Existing-home sales decline in February
After three consecutive months of existing-home sales increases, the National Association of Realtors reported a 9.6% drop in completed transactions for February.
The NAR’s existing-home sales figure fell to a seasonally adjusted annual rate of 4.88 million, compared to 5.40 million in January. The February pace is 2.8% below the February 2010 pace of 5.03 million.
“Housing affordability conditions have been at record levels and the economy has been improving, but home sales are being constrained by the twin problems of unnecessarily tight credit, and a measurable level of contract cancellations from some appraisals not supporting prices negotiated between buyers and sellers,” said Lawrence Yun, NAR chief economist. “This tug and pull is causing a gradual but uneven recovery. Existing-home sales remain 26.4% above the cyclical low last July.”
The NAR also reported that the national median existing-home price for all housing types was $156,100 in February, down 5.2% from February 2010.
Australian home builder entering U.S. market
Backed by Japanese conglomerate Sumitomo Forestry Group, one of Australia’s largest home builders, Henley, has announced its intention to enter the U.S. market. Henley/Sumitomo began purchasing land in the Seattle area in advance of construction this summer.
Backed by more than $100 million in investment, the company owns property in King, Pierce and Sammamish Counties and continues to aggressively acquire land throughout the Puget Sound region. Henley/Sumitomo plans initial construction of 500 homes in 2011/2012 within the region. Seattle’s low unemployment rate, large population of highly paid workers and presence of major companies made it an attractive target for the international builder, according to the announcement.
Henley/Sumitomo has home-building operations in Asia. Construction in Washington State marks its first activity in the U.S. market. The group has taken over the existing Sumitomo operations of Bennett Homes, an established Seattle home-building company.
"Seattle is the ideal place for a U.S. market entry.
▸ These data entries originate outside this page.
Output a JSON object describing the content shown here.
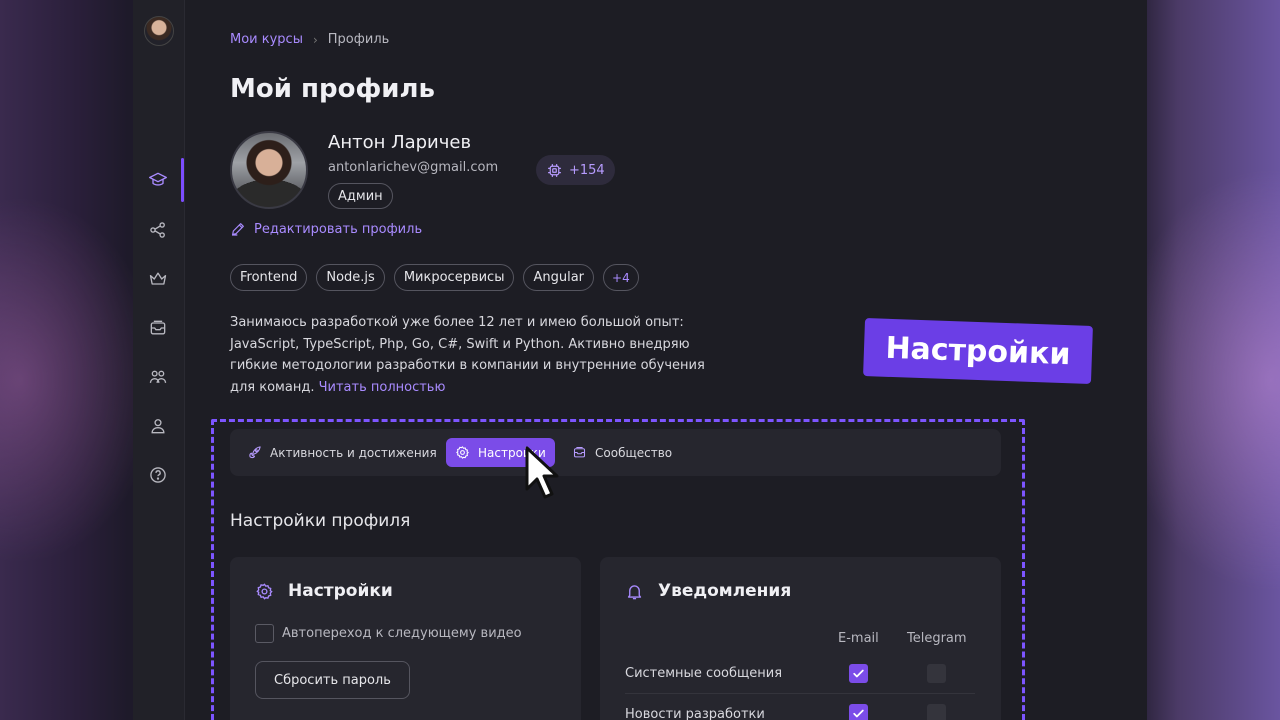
{
  "breadcrumb": {
    "parent": "Мои курсы",
    "current": "Профиль",
    "separator": "›"
  },
  "page_title": "Мой профиль",
  "profile": {
    "name": "Антон Ларичев",
    "email": "antonlarichev@gmail.com",
    "role": "Админ",
    "points": "+154",
    "edit_label": "Редактировать профиль",
    "tags": [
      "Frontend",
      "Node.js",
      "Микросервисы",
      "Angular"
    ],
    "tags_more": "+4",
    "bio_lines": [
      "Занимаюсь разработкой уже более 12 лет и имею большой опыт:",
      "JavaScript, TypeScript, Php, Go, C#, Swift и Python. Активно внедряю",
      "гибкие методологии разработки в компании и внутренние обучения",
      "для команд."
    ],
    "bio_more": "Читать полностью"
  },
  "overlay_badge": "Настройки",
  "tabs": [
    {
      "label": "Активность и достижения",
      "icon": "rocket-icon",
      "active": false
    },
    {
      "label": "Настройки",
      "icon": "gear-icon",
      "active": true
    },
    {
      "label": "Сообщество",
      "icon": "community-icon",
      "active": false
    }
  ],
  "section_title": "Настройки профиля",
  "settings_card": {
    "title": "Настройки",
    "icon": "gear-icon",
    "autoplay_label": "Автопереход к следующему видео",
    "autoplay_checked": false,
    "reset_button": "Сбросить пароль"
  },
  "notifications_card": {
    "title": "Уведомления",
    "icon": "bell-icon",
    "columns": [
      "E-mail",
      "Telegram"
    ],
    "rows": [
      {
        "label": "Системные сообщения",
        "email": true,
        "telegram": false
      },
      {
        "label": "Новости разработки",
        "email": true,
        "telegram": false
      }
    ]
  },
  "sidebar": {
    "items": [
      {
        "icon": "graduation-cap-icon",
        "active": true
      },
      {
        "icon": "share-nodes-icon",
        "active": false
      },
      {
        "icon": "crown-icon",
        "active": false
      },
      {
        "icon": "inbox-icon",
        "active": false
      },
      {
        "icon": "users-icon",
        "active": false
      },
      {
        "icon": "user-icon",
        "active": false
      },
      {
        "icon": "help-icon",
        "active": false
      }
    ]
  },
  "colors": {
    "accent": "#7b4ce8",
    "link": "#a98bff",
    "background": "#1d1d24",
    "card": "#26262e"
  }
}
The region is projected to grow by half a million people over the next 10 years, and our global experience will give us an edge over local home builders competing to build new homes," said Henley managing director Peter Hayes. "Washington State weathered the housing collapse better than other major U.S. cities, and Henley is making a bet the region is poised for recovery. Our business model is based on innovative design and upgraded inclusions with efficiencies gained from the Japanese and Australian operations, enabling highly competitive pricing to the home buyer."
Cedar Creek to buy Epperson Lumber
Oklahoma City-based distributor Cedar Creek will purchase distribution company Epperson Lumber of Statesville, N.C.
The two companies signed a "letter of intent" for the deal, expected to close in about 60 days.
Located near Charlotte, N.C., Epperson Lumber’s sales coverage area ranges East along the coast of the Carolinas; South to Charleston, S.C.; North to Richmond, Va.; and West to Knoxville, Tenn.
Bill Adams, CEO of Cedar Creek, said, “This acquisition underscores our commitment to growing the footprint of Cedar Creek and opening new markets. We view this as a great opportunity to increase our presence outside of our traditional mid-South markets and enter what’s forecasted to be one of the best growth areas in the country.”
Cedar Creek is a wholesale building material distribution company with 11 locations covering 12 states in the mid-South and Midwest. In May 2010, it was recapitalized by Boston-based Charlesbank Capital Partners, with the goal of providing flexible capital for the company to grow beyond its current trade areas.